For the second straight year, the South Side Middle School robotics team is heading to the world championships in Kentucky, after its hydroponics STEM project wowed the judges and earned the top spot at last month’s state competition.
The victory culminated a memorable year for the team. In February, when the 2017-18 district budget was announced, the students learned that the school board had heard their funding pleas. Now they are weeks away from competing at the Vex Robotics World Championships in Louisville, Ky., April 23-25.
The students will match up against more than 1,400 teams from over 50 countries with one robot and another STEM project. The opening ceremonies at the games are reminiscent of the Olympics, with teams from each country entering the Kentucky Exposition Center, waving their respective national flags.
“It’s a great experience to go and meet other people yet again from the worlds,” said eighth-grader Alisa Barker. “It’s just amazing.”
The trip will cost the team, which comprised of 25 students and two supervisors, about $18,500. Because no money was slated for the students in the current school budget, each family contributed $700 to meet the March 30 registration deadline and offset the cost of their child’s hotel, meals and transportation.
The parents will be reimbursed through sponsorships, candy sales and a GoFundMe page. Those efforts had raised around $13,000 at press time, including more than $4,000 generated during a guest bartender night at Monaghan’s on March 23.
The team, led by advisers and middle school teachers Dan LaManna and Ryan Bockelmann, earned a spot in the March 4 New York state competition with its performance in robotics, but secured a spot at the worlds through a STEM Research Project Award. The project, which focused on hydroponics history, types and technological advances, was showcased with an LED poster display and portable hydroponic lab using recycled water bottles that included a lettuce plant.
Hydroponics is a method of growing plants that does not use soil or natural sunlight. The plant that was used at the state competition was nurtured in the middle school’s greenhouse, and needed water and nutrients to grow.
“If you take away New York City’s ability to import food on a daily basis, it would run out of food in two days,” explained LaManna. “The kids used that as their motivation to look at different farming strategies to actually be able to bring farming into the city or an urban environment.”

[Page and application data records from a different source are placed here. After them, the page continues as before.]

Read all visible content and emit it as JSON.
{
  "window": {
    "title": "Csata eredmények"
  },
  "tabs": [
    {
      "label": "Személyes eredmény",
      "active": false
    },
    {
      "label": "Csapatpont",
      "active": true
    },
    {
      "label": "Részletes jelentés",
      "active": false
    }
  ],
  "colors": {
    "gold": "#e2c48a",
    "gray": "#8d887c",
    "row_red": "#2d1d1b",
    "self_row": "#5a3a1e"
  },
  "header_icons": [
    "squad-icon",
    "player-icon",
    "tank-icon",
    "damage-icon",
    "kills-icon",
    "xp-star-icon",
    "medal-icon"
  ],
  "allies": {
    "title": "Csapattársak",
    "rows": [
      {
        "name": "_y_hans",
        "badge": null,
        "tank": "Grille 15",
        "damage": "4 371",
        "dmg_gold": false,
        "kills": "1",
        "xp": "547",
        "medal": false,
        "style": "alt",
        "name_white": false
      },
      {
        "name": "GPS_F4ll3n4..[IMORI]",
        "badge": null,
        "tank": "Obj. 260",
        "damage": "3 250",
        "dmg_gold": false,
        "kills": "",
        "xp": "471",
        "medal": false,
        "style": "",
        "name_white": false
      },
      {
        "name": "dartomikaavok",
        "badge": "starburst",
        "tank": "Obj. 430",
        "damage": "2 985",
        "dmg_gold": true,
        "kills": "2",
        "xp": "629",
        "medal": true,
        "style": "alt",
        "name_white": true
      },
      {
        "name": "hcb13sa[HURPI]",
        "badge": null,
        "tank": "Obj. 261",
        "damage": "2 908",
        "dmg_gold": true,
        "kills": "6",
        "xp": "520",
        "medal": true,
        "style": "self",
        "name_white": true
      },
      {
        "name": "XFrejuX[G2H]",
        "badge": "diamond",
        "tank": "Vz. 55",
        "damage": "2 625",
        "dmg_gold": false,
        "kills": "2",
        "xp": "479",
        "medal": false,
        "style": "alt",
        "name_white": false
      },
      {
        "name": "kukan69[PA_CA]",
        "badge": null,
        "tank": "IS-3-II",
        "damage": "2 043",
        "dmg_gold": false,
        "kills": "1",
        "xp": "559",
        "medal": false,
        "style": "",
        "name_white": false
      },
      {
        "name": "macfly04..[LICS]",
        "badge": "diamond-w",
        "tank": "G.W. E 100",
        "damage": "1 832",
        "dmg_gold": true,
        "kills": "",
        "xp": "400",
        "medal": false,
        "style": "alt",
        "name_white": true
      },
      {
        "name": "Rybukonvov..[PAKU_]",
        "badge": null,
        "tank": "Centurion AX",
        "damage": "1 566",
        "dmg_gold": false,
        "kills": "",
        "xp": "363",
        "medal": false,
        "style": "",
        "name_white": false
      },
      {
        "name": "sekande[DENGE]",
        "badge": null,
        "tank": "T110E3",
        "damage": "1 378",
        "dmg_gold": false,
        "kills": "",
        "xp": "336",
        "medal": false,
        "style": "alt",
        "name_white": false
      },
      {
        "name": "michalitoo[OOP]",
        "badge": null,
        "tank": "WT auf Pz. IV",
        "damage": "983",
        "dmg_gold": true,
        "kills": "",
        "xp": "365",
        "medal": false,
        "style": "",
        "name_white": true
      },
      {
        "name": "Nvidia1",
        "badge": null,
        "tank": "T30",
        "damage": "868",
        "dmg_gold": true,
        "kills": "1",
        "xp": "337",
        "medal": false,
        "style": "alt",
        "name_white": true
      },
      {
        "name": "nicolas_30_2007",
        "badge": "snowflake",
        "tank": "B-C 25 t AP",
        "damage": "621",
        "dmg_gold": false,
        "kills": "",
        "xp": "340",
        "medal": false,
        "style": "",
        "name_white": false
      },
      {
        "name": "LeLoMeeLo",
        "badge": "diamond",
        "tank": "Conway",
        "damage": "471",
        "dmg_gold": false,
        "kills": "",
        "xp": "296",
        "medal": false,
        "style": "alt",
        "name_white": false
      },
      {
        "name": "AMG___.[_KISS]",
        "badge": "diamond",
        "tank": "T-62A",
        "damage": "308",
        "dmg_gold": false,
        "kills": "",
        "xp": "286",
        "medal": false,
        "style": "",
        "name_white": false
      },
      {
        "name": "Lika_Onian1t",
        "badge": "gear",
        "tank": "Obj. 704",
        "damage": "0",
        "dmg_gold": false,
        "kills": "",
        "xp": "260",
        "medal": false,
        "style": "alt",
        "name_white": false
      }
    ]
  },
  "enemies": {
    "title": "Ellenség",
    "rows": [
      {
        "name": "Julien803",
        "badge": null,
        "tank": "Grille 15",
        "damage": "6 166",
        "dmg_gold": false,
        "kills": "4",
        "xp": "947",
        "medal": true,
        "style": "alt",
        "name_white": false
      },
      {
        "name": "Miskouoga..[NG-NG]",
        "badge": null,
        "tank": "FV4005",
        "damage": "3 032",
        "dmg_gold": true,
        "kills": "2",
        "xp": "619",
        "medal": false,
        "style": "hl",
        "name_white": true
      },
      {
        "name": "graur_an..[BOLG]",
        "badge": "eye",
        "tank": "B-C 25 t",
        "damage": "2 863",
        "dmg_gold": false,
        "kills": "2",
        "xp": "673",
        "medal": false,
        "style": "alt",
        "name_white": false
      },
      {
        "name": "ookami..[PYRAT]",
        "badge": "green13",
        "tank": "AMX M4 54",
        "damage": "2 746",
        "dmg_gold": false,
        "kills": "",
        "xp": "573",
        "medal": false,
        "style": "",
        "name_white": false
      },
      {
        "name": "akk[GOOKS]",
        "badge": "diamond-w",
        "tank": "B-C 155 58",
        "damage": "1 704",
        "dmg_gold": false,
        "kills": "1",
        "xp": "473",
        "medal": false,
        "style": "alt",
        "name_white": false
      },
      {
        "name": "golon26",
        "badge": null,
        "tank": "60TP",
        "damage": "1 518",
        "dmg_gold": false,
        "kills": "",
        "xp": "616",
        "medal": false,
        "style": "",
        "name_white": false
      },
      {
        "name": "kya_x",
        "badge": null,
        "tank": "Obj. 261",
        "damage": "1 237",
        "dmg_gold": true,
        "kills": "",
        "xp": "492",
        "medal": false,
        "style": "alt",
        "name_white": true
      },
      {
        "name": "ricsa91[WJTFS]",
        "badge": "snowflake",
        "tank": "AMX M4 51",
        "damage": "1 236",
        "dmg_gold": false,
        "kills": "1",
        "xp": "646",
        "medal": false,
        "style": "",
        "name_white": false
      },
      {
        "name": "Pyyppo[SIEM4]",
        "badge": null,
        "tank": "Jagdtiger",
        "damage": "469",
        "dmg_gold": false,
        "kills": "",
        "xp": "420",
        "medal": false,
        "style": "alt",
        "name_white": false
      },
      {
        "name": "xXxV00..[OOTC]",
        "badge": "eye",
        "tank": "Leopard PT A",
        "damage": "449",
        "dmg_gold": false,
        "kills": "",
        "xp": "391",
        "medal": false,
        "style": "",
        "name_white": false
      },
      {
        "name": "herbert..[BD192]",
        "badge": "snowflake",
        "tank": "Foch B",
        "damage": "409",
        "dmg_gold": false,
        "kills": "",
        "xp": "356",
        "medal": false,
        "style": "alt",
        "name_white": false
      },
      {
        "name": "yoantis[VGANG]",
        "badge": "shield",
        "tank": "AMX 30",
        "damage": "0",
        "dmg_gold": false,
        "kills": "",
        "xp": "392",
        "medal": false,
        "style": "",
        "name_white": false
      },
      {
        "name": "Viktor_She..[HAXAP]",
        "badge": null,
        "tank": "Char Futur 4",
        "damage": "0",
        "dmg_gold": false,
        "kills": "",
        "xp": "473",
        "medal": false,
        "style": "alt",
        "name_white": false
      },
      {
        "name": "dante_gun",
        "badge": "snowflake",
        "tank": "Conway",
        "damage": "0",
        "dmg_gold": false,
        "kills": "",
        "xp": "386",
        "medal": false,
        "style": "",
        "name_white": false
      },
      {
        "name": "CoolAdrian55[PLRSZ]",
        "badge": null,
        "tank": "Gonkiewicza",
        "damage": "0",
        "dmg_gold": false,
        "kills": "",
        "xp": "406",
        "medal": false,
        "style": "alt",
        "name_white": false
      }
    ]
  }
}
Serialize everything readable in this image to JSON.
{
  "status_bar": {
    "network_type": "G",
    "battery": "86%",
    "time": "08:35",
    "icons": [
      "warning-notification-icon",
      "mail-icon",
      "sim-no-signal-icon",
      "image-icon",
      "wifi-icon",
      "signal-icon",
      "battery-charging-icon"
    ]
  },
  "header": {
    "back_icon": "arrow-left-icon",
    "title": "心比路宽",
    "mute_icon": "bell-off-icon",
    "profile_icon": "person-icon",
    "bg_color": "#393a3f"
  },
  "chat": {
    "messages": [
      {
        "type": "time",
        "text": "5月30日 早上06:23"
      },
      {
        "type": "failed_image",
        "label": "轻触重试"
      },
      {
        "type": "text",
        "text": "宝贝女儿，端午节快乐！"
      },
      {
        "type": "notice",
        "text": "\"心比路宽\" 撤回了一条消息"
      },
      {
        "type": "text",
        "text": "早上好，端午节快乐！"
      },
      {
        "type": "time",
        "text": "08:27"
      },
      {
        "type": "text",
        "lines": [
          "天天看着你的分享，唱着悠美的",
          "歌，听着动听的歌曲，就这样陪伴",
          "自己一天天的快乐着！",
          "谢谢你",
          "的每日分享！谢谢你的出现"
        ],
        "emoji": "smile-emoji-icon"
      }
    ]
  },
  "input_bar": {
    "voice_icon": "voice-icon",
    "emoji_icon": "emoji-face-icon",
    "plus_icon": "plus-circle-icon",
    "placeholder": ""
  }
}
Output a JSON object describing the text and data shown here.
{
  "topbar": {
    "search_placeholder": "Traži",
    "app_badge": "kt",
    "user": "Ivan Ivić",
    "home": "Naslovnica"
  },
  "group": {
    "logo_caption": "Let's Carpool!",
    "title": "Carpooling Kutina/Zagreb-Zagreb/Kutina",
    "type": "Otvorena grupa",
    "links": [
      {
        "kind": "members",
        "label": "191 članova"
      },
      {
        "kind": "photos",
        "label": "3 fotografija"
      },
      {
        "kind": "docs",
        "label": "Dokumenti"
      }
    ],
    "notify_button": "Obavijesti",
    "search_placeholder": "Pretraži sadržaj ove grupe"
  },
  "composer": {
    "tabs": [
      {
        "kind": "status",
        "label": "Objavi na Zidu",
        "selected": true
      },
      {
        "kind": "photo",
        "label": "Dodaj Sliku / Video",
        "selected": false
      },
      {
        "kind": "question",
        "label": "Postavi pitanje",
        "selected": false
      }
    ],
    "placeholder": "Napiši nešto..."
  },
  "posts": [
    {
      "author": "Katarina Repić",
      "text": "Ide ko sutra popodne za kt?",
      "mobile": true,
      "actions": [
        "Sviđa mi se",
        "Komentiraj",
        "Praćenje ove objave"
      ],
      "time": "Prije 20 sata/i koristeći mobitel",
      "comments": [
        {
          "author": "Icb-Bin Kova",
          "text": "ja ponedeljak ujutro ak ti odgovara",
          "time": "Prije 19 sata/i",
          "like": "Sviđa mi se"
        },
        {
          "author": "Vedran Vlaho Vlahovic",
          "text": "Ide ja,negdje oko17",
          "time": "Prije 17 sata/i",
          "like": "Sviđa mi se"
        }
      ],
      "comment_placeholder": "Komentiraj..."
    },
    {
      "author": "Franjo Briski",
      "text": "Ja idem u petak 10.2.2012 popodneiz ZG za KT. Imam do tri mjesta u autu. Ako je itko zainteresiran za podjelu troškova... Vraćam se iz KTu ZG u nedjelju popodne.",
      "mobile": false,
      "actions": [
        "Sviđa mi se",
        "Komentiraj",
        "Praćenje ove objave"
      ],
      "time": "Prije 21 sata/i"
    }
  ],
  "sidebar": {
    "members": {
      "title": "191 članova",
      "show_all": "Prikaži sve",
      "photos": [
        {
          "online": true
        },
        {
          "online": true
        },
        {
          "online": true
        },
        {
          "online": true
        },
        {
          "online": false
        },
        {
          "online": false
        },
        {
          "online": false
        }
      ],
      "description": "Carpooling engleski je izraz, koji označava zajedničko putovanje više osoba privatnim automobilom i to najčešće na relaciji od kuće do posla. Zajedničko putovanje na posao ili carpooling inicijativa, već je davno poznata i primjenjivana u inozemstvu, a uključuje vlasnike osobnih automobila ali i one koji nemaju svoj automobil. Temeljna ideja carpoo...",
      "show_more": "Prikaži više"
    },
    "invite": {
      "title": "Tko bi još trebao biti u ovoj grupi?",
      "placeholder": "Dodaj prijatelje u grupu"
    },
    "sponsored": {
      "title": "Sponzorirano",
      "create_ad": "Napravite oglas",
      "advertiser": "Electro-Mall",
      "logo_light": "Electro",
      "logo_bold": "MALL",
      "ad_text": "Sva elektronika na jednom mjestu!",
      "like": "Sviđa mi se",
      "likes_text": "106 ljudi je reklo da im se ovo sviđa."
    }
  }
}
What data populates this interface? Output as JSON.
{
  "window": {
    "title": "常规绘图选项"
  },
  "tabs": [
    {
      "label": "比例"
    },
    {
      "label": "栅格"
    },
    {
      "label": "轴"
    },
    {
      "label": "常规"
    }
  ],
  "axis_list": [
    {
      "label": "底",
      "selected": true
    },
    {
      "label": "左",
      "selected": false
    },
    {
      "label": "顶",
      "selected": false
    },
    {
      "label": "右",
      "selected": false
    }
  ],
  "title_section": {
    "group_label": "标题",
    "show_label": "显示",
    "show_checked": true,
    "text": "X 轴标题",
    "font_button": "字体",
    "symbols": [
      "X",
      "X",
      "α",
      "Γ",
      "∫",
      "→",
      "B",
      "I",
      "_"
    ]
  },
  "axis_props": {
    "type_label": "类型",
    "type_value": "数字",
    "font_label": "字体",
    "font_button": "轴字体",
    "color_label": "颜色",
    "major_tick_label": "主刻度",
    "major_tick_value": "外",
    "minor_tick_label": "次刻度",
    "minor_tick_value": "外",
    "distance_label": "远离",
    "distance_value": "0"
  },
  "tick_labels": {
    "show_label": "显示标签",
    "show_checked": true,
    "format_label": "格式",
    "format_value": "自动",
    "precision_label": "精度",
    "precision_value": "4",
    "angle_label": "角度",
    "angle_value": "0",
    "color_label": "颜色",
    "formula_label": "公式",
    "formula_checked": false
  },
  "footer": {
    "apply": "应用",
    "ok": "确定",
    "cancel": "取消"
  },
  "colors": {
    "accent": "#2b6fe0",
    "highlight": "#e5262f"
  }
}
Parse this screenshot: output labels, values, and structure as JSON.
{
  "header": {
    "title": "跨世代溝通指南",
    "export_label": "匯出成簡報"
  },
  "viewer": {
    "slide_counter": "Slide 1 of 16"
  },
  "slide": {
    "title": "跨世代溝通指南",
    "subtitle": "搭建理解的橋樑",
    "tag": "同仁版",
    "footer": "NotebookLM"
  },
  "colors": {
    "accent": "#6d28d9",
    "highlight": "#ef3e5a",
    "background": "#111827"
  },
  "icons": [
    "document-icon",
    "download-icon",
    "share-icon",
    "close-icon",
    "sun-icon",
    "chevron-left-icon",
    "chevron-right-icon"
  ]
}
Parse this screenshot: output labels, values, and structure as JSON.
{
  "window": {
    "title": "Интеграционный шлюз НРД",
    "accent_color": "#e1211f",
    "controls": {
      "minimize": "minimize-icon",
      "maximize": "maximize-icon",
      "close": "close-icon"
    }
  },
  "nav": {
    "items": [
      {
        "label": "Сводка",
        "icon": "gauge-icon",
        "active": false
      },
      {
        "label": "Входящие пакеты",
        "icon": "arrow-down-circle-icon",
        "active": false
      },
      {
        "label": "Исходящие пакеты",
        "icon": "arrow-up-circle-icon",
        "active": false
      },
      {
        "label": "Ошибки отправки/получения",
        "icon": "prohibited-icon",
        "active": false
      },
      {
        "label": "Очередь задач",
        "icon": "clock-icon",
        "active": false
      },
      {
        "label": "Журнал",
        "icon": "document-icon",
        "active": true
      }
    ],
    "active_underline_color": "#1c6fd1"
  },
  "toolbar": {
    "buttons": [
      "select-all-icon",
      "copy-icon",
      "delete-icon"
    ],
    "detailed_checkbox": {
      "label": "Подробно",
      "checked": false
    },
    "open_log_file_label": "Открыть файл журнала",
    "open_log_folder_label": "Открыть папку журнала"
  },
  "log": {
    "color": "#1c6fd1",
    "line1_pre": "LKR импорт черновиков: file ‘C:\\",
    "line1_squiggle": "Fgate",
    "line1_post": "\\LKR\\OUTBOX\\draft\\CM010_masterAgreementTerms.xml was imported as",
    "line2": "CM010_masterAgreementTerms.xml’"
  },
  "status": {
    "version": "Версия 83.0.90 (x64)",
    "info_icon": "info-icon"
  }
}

Next year’s school budget earmarks $20,000 for the high school and middle school robotics programs. In the months leading up to the budget unveiling, several student robotics enthusiasts addressed the school board, expressing concern over the lack of funding for the program at the high school. Superintendent Dr. William Johnson said at the Jan. 18 meeting that Board of Education trustees would examine the budget and try to find money to support the program.
“I think it’s absolutely wonderful that they are still as excited as the first time they went and are still doing incredibly good work,” Johnson said. “It’s exciting to us, as I hope it is to them.”
Vex clubs and competitions are the fastest-growing competitive robotics programs for elementary, middle, high schools as well as colleges around the world. Each team designs, builds and programs a robot, which must accomplish set tasks to achieve the highest score possible. After each competition, students work together to improve their robot and programming. In addition, the team explores important STEM learning fundamentals — teamwork, problem solving, conflict resolution and sportsmanship.
South Side students are introduced to the program at the middle-school level. They gather several times a week, trying to build a robot that will stand out in competition. The participants also meet at one another’s homes to perfect their creations.
The students and their parents often credit Bockelman and LaManna for the growth of the program. Bockelman has fielded the team for three years and the robotics group for four.
“I feel incredibly fortunate to have the amazing help of Mr. LaManna and Mr. Bockelmann, our coaches, teachers and mentors,” said eighth-grader and co-captain Anna Bingham. “Their encouragement and support have been integral to our success.”
The robotics program started in 2014 through a grant of over $10,000 from the Rockville Centre Education Foundation.